Would you go through the records below and copy each line with the string "Gruppe"?

DATA SHOWN =

>>

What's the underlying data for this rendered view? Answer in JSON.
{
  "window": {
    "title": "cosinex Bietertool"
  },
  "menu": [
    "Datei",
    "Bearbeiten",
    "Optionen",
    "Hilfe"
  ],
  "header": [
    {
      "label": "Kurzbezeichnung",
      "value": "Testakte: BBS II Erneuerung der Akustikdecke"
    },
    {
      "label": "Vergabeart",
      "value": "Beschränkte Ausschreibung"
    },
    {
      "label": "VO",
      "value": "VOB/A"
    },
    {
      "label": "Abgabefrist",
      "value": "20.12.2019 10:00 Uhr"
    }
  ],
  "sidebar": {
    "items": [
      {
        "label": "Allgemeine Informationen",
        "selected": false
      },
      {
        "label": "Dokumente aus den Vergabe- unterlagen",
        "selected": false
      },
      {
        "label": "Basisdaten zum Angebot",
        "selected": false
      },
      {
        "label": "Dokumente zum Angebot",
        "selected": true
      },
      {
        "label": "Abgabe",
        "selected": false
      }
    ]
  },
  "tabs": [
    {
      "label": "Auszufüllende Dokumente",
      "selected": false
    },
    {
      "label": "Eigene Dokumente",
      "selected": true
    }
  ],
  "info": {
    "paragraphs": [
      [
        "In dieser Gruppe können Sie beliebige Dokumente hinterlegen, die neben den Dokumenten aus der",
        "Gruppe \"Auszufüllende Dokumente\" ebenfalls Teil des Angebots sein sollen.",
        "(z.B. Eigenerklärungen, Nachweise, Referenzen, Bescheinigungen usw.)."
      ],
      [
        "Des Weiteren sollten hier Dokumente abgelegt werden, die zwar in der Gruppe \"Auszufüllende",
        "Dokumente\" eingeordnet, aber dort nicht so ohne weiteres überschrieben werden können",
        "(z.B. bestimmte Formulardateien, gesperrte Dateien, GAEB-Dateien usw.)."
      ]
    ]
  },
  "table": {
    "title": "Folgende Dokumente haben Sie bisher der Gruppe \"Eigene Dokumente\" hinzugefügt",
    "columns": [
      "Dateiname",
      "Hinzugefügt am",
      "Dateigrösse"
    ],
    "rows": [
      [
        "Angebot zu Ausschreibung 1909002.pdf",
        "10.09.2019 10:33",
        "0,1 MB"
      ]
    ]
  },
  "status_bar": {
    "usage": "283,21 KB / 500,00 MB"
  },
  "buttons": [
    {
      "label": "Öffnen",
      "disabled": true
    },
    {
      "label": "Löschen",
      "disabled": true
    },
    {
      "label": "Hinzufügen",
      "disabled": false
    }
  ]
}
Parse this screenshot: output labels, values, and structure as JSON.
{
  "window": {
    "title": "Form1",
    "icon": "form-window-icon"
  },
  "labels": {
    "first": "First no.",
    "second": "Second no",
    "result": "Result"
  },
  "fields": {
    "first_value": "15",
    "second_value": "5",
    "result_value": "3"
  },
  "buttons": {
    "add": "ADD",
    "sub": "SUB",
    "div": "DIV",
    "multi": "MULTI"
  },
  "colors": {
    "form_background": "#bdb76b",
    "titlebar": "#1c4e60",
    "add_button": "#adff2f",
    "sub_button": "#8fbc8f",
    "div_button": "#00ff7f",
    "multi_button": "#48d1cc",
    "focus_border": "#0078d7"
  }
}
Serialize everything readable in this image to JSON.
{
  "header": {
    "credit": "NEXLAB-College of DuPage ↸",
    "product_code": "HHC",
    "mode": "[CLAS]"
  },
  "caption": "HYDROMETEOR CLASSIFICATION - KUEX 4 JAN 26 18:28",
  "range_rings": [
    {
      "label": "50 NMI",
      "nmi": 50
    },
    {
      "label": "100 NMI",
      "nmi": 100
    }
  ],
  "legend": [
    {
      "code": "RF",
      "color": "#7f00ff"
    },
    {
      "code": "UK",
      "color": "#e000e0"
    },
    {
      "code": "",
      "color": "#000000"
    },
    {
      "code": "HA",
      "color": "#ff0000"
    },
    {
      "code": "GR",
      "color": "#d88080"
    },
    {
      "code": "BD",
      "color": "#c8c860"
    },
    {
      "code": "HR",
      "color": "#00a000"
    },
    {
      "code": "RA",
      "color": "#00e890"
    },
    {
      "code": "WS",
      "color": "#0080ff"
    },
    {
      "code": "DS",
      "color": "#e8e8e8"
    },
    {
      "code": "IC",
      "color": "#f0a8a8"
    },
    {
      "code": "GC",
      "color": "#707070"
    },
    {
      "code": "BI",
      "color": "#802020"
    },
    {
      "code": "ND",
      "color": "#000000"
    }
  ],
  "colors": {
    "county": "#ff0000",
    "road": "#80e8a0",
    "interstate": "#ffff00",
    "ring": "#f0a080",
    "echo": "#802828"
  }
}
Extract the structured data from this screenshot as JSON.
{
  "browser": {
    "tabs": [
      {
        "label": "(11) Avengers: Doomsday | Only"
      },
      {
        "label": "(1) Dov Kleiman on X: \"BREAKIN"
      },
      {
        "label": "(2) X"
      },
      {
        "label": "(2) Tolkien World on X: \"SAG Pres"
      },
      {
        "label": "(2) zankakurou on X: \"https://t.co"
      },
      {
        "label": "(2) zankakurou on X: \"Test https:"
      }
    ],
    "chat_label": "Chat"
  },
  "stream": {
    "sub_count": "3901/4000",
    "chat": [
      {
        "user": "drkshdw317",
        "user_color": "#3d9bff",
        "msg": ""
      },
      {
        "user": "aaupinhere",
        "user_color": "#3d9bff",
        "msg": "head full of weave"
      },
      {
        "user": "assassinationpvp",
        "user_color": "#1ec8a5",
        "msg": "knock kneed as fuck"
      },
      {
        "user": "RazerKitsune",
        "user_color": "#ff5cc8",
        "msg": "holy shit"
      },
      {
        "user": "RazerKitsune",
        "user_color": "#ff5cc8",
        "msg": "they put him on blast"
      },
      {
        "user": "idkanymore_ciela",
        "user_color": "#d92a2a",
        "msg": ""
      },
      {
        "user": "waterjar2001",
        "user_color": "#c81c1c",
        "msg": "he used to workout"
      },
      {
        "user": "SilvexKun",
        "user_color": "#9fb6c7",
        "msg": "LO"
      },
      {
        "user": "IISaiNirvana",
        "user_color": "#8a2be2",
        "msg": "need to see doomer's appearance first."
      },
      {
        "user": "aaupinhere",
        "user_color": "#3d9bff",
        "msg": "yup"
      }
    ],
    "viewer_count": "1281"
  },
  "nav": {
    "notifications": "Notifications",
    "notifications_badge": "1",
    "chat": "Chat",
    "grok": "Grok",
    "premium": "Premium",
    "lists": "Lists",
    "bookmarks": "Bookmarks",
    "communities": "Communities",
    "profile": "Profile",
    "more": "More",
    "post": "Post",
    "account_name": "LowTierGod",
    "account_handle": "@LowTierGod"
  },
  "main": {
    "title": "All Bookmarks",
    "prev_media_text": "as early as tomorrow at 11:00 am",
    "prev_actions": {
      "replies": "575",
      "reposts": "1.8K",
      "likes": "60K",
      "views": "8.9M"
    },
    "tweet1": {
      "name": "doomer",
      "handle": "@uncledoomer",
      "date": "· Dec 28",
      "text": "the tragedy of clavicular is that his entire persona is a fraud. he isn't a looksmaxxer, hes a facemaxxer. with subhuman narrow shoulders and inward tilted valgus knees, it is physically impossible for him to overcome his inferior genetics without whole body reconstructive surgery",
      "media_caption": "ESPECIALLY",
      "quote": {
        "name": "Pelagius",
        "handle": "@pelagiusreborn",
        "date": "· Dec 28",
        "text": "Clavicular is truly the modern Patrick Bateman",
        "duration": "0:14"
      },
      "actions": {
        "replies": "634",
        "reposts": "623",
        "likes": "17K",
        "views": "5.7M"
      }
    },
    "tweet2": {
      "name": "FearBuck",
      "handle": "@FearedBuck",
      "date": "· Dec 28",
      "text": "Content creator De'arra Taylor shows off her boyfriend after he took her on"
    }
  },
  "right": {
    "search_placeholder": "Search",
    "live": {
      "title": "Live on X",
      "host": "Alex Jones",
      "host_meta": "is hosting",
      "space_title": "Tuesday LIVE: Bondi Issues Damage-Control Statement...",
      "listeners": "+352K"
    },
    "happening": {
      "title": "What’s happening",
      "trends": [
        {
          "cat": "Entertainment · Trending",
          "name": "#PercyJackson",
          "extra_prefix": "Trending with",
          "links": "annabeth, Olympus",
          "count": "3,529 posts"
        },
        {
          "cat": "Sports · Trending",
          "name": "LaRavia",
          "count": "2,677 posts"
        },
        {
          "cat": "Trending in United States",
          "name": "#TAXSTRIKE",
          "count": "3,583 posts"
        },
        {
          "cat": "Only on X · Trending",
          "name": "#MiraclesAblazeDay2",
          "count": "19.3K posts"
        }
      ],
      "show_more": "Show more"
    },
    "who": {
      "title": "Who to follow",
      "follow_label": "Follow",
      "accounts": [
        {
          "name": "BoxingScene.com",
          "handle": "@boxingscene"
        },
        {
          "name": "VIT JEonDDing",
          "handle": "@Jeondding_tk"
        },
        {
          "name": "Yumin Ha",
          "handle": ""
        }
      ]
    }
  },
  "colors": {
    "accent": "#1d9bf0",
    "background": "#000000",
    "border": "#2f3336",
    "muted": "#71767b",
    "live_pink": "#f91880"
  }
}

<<

REPLY TO THE TASK =
        "In dieser Gruppe können Sie beliebige Dokumente hinterlegen, die neben den Dokumenten aus der",
        "Gruppe \"Auszufüllende Dokumente\" ebenfalls Teil des Angebots sein sollen.",
        "Des Weiteren sollten hier Dokumente abgelegt werden, die zwar in der Gruppe \"Auszufüllende",
    "title": "Folgende Dokumente haben Sie bisher der Gruppe \"Eigene Dokumente\" hinzugefügt",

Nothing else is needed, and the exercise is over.